clock menu more-arrow no yes mobile

Filed under:

Cherry Picking Data: Jarrod Saltalamacchia

2010 revealed many truths. Among them, Barrack Obama is not a Muslim Socialist Nazi, Leslie Nielsen was not, in fact, eternal, and, with Jason Varitek reaching 112 in catching years, the Red Sox were going to need a new starting catcher. So, in one of Theo Epstein's last grand experiments in Boston, Jarrod Saltalamacchia was stolen from the Texas Rangers for some chewed chew and an autographed picture of Jamie Farr and fitted for the starting job.

Many were skeptical. Some probably on this very blog. Perish the thought! Some thought the Red Sox were using Salty as a place holder until the trade deadline, apparently unaware that All Star catchers are not traditionally distributed willy nilly in celebration of the coming of August. The Baseball Prospectus 2011 Annual was more sanguine (though not actually sanguine), predicting Salty to hit .237/.309/.396 in 341 plate appearances. That would be good for 0.8 WARP (Wins Above Replacement Player). Not awful considering the competition and what the Sox gave up, but not anything to be extraordinarily proud of.

Flash forward a season and a half. The dust has settled on the 2011 Red Sox, and I think it can be fairly said that the Great Salty Experiment of 2011 was a success. Salty ended the year having hit .235/.288/.450 in 386 plate appearances.

Salty ended up accumulating 1.04 WARP, so in your face, BP! According to Fan Graphs, Salty accumulated 2.5 fWAR, good for 13th overall among catchers last season. Baseball Reference is a very frustrating site and impossible to find a list of qualifying catchers on. I think the point stands anyway. Salty was fine, decent, and all right. He was better than the worst fears of many and was never the black hole others were afraid would prevent\ the Sox from contending.

But could he have been a whole lot better?


Crowd: Cherry Pick The Data!!

As I've said, the final line for Saltalamacchia was a fine and dandy .235/.288/.450 in 386 plate appearances. Let's break that down by month:

April: .216/.273/.275
May: .220/.281/.475
June: 327/.407/.538
July: .283/.343/.550
August: .221/.264/.485
September: .162/.174/.368

As you can see, Salty bookended a good season with two lousy months. In the middle four months though, dude hit really well. To further illustrate the point, here's a graph of Salty's OPS by month:


OK, so I won't be winning any graphic design awards, but you can see a clear trend here. If you're worried about weighting, his plate appearance totals bounce around a little bit, but for the most part the monthly totals are similar. (If you don't believe me, you can check here.)

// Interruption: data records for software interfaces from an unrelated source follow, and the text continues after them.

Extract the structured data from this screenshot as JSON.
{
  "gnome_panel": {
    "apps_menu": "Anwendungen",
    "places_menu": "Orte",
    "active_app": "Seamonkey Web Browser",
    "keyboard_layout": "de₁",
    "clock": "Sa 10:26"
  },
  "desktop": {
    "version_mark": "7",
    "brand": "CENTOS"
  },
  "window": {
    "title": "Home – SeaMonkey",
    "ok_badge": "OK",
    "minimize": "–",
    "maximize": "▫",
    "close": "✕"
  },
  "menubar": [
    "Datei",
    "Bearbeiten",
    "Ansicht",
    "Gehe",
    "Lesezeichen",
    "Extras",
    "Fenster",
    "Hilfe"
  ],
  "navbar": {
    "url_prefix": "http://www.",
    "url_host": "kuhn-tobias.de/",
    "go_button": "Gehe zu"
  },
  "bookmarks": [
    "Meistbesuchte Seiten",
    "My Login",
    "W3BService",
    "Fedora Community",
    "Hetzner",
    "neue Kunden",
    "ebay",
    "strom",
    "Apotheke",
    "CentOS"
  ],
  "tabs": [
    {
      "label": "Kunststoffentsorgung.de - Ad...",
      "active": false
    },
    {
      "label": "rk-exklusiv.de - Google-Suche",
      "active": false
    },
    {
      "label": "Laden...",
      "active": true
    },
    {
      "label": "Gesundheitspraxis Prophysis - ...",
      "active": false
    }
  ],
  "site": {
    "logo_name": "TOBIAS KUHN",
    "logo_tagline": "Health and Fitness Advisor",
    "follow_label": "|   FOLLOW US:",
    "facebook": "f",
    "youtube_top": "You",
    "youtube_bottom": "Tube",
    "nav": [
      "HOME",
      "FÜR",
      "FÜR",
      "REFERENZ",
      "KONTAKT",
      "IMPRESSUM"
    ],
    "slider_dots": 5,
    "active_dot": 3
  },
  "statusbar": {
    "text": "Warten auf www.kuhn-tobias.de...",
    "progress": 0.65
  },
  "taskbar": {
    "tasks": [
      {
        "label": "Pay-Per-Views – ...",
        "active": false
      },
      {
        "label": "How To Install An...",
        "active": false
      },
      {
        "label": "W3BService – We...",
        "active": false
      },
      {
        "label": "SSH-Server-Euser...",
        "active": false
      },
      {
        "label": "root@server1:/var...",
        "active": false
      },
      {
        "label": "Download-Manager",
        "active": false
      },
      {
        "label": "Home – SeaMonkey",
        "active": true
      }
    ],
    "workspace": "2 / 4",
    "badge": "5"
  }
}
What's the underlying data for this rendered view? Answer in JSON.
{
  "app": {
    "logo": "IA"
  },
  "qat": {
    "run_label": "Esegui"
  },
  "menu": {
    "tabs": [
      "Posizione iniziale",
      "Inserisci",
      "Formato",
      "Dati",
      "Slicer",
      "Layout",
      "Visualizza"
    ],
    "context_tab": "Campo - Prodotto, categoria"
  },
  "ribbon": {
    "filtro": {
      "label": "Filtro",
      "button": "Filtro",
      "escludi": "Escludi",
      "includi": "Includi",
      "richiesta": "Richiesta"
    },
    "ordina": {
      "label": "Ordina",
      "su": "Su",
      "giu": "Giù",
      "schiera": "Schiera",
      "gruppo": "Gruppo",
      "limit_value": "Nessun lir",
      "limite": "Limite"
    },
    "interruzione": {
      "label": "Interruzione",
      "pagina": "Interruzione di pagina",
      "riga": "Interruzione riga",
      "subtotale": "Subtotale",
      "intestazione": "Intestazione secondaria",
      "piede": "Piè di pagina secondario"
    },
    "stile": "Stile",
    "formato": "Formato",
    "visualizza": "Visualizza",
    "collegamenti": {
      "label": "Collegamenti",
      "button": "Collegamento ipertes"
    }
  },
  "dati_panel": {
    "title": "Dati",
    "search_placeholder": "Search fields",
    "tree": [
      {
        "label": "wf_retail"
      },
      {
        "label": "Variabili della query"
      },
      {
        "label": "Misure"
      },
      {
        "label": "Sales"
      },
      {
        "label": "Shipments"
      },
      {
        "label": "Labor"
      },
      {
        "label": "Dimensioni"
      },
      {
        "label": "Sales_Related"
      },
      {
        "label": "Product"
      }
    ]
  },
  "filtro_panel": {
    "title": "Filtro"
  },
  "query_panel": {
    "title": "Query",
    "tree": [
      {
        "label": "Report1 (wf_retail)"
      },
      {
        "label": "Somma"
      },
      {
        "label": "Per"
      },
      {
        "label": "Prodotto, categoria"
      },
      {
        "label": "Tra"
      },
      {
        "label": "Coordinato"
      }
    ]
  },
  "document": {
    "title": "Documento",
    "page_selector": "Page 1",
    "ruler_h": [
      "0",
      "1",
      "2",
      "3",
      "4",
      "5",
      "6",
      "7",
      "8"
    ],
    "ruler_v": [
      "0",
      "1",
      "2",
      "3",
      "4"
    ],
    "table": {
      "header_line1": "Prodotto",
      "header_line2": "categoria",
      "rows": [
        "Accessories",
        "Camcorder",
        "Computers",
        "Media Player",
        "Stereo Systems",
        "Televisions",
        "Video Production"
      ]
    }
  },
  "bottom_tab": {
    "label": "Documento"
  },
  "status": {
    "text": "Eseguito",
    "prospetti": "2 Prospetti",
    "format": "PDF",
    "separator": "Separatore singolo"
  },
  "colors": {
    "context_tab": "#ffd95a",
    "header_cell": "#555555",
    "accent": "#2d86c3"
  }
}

Salty was bad in April and September (much like the rest of the team, by the way) and pretty darn good the rest of the time (also much like the rest of the team). Were there any good reasons for the bad months? You don't have to stretch too far to come up with some. It isn't hard to chalk April up to pressure. On a new team and taking over for a popular player, Salty struggled. By the time September rolled around, dude was dog tired. He played in 103 major league games last year, more than he'd ever played in before and 91 more than he played in last season. That's a recipe for wearing down if I've ever seen it.

[Sure, fine, maybe it wasn't pressure, and maybe he didn't 'just wear down.' Maybe it was just two bad months by a mediocre player, but that probable truth goes against the narrative here. Stay on message here, people!]

But excuses or not, here's the point: between May 1st and August 31st, Salty hit .259/.321/.510 with 13 homers in 262 plate appearances. Extrapolate out to 500 plate appearances and that's 25 homers from your catcher. Legally you can't ask for more than that. And, the amazing thing is, minus pressure, witch curses, black cats, ladders, and tiredness, Salty gave it to you. He was one of the best starting catchers in baseball last year if, you know, you don't count the times when he wasn't.

Four months of baseball might not mean much. In fact, sabermetric orthodoxy teaches us it means next to nothing in terms of predicting what is to come. Monthly splits are arbitrary to be sure. And yet, as fans we can hope Salty showed some of the talent we've been hearing about for years. Maybe, just maybe, he can play like that for more than just four months in 2012.

He'll be 27 years old next year and coming off the best performance of his career. I know Ryan Lavarnway is waiting in the wings (maybe), but Salty might not go as quietly as some think.